I’d got halfway through ‘Indian Summer’, which I’d already decided would be my swan song for the morning, when a chap in a white shirt, black tie and khaki baseball cap came by, armed with battery amp and instrument, and stood watching me. I no longer felt totally alone in the midst of all those tourists – here was another one, like me, after their loose change. So I told him that was my last song and he was welcome to have my pitch. As I came to the end of the song, the dear man came over and deposited 50 pence in my case – the only money I made today from busking! I wonder if that 50p does the rounds of all the buskers’ cases and hats, as I was very tempted myself to give some change to a young couple busking just off North Street as I passed them on my way to GAK. I didn’t today as I needed the change to prime my own case, but I will tomorrow, as I feel like one of the busking community now! Anyway, I thanked him overly profusely for his generosity as his partner, identically clad, came along and I left them setting up their amps and mics, having proved to myself that such equipment is vital if one is to be taken seriously as a busker these days.
By now I felt parched and tired and a bit grumpy (if you can imagine that??) and managed to painfully kick my bunion with my other foot as I staggered up North Street to the bus stop that seemed a very long way off. At that point, feeling like I would be paying out a fortune in bus fares just to get hold of a functioning reverb unit, I happened to hear a woman trying to give away ‘free bus travel for a day’. Everyone was walking past her briskly as though she was, well, a busker. But not me. I went up to her and asked her if she meant it – and indeed she did! The Brighton and Hove Bus Company, to apologise for the disrupted service caused by road works along North Street, was giving away a day of free bus travel – together with a Bagelman cream cheese special bagel and a coupon for a cup of Small Batch coffee! I gushed to her that was the best thing that had happened to me all day (yes, even better than the 50p donated to my guitar case by my fellow busker), and hobbled round to Bagelman to claim my free coffee.

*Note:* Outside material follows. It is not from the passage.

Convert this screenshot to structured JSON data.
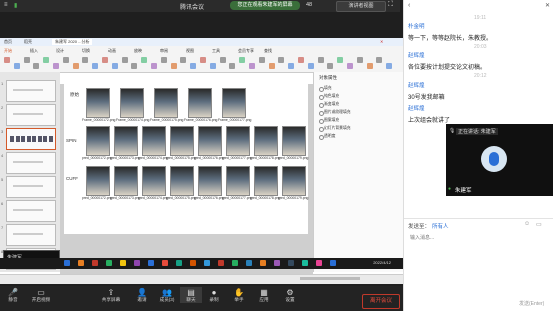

Gulping down the last of the very nice coffee, I clambered onto a number 49 bus and finally made it home, saving my free bus travel for tomorrow, when I will go back to the music shop to try out the reverb pedal. And, all being well, I will then proceed to some shady but busy part of the city centre to set up my amp, mic and reverb pedal, and watch my guitar case steadily fill up with pound coins as I stun the crowds with sixty minutes of reverberantly rousing renditions…
To be continued…